Among the entries beneath this sentence, how many lines include the word "Output"? Only the number is wanted.

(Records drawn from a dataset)
:::
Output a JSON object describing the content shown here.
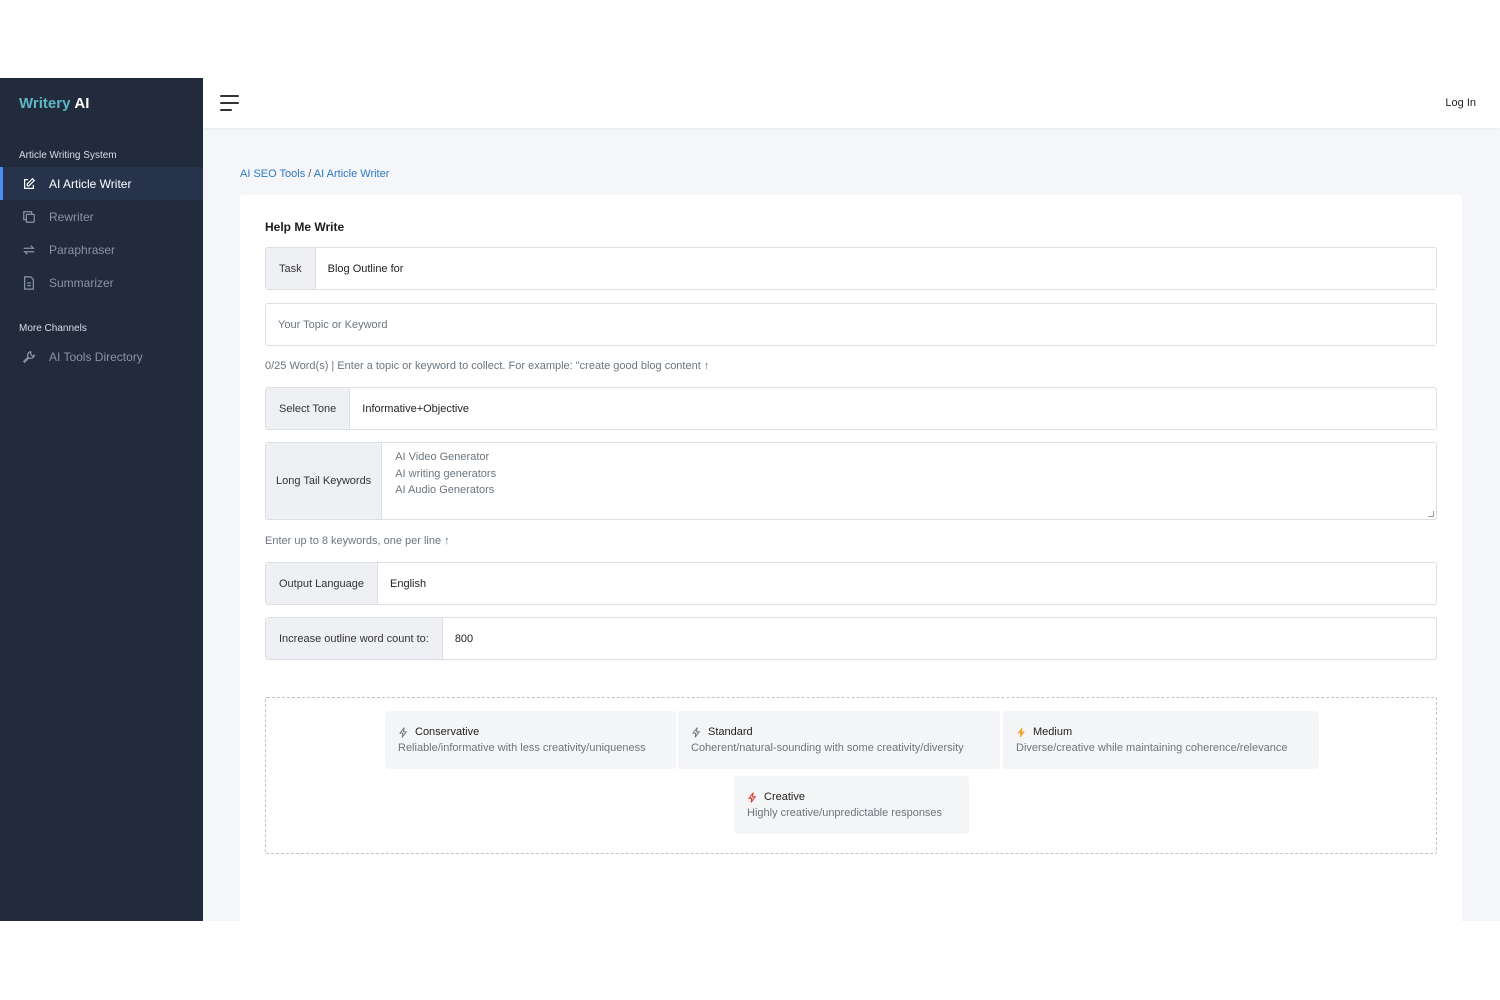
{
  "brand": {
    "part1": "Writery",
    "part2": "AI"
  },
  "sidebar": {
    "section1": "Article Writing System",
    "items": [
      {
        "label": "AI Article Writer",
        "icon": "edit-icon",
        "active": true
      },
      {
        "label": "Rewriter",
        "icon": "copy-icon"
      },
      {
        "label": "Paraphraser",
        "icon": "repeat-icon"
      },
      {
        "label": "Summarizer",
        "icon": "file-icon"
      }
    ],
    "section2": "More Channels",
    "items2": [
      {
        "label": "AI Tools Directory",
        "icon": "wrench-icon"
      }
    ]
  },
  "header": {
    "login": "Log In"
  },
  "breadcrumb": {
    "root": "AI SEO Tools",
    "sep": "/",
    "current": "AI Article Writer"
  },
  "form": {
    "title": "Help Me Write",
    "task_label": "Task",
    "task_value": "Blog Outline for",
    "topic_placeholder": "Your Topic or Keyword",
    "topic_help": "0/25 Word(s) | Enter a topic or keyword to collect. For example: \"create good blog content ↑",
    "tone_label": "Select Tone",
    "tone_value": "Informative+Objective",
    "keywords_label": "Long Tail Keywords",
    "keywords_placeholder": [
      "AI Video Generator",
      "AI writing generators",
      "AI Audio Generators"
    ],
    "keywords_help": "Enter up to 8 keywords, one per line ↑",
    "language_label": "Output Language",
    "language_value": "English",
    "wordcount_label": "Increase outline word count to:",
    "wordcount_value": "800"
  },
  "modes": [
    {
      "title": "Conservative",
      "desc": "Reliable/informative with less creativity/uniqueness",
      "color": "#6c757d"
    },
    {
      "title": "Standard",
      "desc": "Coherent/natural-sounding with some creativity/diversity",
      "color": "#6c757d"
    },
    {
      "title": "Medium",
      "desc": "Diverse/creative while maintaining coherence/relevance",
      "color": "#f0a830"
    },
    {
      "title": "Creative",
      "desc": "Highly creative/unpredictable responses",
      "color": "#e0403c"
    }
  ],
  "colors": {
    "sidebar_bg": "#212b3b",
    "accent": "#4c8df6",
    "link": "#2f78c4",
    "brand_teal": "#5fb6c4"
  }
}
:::
Answer to this problem ->
2